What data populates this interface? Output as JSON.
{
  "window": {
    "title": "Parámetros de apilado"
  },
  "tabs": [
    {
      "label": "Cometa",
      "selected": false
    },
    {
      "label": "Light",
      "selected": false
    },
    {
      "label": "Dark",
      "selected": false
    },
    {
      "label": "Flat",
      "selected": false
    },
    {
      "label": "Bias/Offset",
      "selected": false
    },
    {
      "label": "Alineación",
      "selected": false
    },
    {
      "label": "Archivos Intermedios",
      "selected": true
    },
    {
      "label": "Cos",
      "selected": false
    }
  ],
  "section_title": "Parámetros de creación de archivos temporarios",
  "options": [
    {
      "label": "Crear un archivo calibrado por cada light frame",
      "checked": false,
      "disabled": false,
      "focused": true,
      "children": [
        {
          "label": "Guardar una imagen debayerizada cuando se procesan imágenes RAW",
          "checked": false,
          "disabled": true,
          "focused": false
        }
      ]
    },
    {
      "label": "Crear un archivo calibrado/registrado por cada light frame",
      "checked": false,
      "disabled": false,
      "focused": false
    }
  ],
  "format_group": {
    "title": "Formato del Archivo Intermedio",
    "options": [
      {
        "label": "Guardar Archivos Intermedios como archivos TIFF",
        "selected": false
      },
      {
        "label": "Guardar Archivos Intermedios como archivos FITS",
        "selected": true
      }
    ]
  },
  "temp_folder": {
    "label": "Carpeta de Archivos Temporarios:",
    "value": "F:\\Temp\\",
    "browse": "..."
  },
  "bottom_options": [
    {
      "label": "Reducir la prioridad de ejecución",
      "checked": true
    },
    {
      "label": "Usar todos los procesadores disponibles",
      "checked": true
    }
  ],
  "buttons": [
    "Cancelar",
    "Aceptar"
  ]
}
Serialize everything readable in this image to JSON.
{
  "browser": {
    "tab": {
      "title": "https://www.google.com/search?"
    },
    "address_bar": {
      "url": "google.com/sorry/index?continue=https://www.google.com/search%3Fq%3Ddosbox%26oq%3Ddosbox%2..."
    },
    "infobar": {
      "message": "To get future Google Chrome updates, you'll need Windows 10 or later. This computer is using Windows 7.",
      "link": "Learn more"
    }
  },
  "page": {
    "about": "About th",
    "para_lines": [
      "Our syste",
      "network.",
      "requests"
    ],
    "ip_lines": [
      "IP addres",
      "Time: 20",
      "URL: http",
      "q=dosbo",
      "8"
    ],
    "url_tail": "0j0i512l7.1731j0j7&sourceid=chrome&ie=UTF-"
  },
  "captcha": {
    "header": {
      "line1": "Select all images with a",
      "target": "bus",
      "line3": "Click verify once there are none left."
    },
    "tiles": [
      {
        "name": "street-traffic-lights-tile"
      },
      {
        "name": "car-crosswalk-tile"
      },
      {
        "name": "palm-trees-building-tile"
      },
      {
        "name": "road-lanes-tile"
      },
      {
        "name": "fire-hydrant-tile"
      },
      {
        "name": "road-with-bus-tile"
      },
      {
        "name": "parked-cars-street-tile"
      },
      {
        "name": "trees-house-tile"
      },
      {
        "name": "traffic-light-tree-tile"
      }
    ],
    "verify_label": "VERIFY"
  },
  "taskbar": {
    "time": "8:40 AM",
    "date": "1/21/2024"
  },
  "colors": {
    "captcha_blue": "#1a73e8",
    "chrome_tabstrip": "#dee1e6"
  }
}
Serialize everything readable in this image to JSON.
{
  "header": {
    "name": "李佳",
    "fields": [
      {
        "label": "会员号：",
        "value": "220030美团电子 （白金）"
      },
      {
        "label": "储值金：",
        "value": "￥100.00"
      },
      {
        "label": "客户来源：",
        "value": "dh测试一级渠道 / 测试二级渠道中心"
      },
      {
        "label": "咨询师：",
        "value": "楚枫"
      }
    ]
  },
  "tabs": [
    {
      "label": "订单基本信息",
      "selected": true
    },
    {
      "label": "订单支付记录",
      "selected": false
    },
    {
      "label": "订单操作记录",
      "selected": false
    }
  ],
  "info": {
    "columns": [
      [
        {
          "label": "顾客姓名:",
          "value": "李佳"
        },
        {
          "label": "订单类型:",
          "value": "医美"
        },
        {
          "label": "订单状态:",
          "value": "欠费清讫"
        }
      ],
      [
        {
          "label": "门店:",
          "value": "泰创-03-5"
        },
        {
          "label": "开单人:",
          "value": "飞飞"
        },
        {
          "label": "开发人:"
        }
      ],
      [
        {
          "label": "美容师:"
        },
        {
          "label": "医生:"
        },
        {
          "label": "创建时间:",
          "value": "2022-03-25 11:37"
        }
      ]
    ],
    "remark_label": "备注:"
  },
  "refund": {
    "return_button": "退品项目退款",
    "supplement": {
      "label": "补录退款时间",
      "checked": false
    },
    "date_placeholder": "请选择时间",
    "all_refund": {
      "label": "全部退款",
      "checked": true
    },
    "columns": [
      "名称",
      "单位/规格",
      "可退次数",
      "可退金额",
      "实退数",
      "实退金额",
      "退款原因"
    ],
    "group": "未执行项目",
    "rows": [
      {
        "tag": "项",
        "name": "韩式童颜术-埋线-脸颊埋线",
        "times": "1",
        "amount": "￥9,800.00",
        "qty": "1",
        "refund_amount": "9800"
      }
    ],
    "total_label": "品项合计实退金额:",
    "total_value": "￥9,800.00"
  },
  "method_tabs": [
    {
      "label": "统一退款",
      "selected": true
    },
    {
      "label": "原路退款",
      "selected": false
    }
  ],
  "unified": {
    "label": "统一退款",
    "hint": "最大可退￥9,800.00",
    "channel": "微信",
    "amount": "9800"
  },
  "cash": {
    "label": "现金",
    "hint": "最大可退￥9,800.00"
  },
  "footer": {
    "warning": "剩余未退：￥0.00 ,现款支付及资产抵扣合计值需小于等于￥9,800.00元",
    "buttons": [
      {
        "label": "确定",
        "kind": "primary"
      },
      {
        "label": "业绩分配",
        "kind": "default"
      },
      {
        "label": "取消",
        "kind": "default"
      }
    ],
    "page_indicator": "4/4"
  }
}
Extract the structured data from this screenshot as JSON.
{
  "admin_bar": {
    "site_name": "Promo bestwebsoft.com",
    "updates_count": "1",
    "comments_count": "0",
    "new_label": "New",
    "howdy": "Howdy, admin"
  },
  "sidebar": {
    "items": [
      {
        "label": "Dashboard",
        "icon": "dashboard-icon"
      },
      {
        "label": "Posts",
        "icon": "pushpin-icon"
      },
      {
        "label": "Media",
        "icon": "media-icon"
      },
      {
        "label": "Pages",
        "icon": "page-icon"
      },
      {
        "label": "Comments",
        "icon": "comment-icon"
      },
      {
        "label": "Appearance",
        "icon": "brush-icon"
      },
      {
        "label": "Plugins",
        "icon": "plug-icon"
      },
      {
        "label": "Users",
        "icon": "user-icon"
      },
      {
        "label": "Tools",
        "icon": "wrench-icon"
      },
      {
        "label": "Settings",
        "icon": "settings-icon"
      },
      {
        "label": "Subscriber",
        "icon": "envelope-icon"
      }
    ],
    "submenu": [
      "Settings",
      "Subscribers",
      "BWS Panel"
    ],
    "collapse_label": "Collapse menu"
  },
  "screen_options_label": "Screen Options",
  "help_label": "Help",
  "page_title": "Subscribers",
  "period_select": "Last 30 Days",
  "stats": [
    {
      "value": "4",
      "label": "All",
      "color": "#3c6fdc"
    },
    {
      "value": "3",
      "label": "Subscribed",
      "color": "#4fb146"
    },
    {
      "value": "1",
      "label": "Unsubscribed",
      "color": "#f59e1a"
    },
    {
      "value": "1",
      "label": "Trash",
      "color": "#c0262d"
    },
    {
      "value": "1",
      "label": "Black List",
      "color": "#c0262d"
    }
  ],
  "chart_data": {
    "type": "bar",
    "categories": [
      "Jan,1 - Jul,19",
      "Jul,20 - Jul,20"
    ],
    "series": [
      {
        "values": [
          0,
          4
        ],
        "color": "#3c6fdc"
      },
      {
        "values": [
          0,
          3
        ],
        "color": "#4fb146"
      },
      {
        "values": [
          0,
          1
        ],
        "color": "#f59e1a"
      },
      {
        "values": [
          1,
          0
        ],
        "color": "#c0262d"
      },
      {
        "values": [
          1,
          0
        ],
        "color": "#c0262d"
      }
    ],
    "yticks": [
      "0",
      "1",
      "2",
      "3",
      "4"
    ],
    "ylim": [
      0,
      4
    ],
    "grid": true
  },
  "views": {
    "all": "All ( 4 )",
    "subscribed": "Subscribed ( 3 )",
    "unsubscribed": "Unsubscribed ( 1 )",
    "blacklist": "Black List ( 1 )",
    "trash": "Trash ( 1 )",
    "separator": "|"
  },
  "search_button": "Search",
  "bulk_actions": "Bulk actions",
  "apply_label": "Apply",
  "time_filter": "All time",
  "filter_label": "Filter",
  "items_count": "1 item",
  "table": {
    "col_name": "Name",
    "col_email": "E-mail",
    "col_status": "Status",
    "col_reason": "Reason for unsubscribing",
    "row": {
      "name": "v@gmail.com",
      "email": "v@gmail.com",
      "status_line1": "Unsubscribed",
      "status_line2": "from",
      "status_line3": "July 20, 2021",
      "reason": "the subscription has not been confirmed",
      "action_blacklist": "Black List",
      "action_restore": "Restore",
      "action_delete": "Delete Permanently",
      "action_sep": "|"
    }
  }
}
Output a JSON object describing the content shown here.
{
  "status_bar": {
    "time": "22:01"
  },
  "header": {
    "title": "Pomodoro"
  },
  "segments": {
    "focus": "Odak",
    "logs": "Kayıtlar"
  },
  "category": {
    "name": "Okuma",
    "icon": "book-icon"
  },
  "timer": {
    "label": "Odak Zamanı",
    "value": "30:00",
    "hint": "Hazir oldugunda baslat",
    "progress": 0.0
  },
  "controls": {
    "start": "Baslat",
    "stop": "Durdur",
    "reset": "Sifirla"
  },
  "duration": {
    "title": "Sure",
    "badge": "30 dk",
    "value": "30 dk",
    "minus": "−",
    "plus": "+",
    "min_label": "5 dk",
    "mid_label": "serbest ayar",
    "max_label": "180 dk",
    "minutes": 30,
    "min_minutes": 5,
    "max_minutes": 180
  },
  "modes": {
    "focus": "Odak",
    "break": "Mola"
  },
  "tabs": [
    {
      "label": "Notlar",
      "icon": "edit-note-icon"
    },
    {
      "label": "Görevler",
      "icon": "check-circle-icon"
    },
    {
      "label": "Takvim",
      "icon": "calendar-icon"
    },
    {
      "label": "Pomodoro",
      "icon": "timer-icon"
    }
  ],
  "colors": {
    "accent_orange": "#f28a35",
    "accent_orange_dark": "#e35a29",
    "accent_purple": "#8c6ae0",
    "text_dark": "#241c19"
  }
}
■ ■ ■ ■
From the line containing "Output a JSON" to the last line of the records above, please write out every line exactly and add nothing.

FINISHED TASK |
Output a JSON object describing the content shown here.
{
  "status_bar": {
    "time": "22:01"
  },
  "header": {
    "title": "Pomodoro"
  },
  "segments": {
    "focus": "Odak",
    "logs": "Kayıtlar"
  },
  "category": {
    "name": "Okuma",
    "icon": "book-icon"
  },
  "timer": {
    "label": "Odak Zamanı",
    "value": "30:00",
    "hint": "Hazir oldugunda baslat",
    "progress": 0.0
  },
  "controls": {
    "start": "Baslat",
    "stop": "Durdur",
    "reset": "Sifirla"
  },
  "duration": {
    "title": "Sure",
    "badge": "30 dk",
    "value": "30 dk",
    "minus": "−",
    "plus": "+",
    "min_label": "5 dk",
    "mid_label": "serbest ayar",
    "max_label": "180 dk",
    "minutes": 30,
    "min_minutes": 5,
    "max_minutes": 180
  },
  "modes": {
    "focus": "Odak",
    "break": "Mola"
  },
  "tabs": [
    {
      "label": "Notlar",
      "icon": "edit-note-icon"
    },
    {
      "label": "Görevler",
      "icon": "check-circle-icon"
    },
    {
      "label": "Takvim",
      "icon": "calendar-icon"
    },
    {
      "label": "Pomodoro",
      "icon": "timer-icon"
    }
  ],
  "colors": {
    "accent_orange": "#f28a35",
    "accent_orange_dark": "#e35a29",
    "accent_purple": "#8c6ae0",
    "text_dark": "#241c19"
  }
}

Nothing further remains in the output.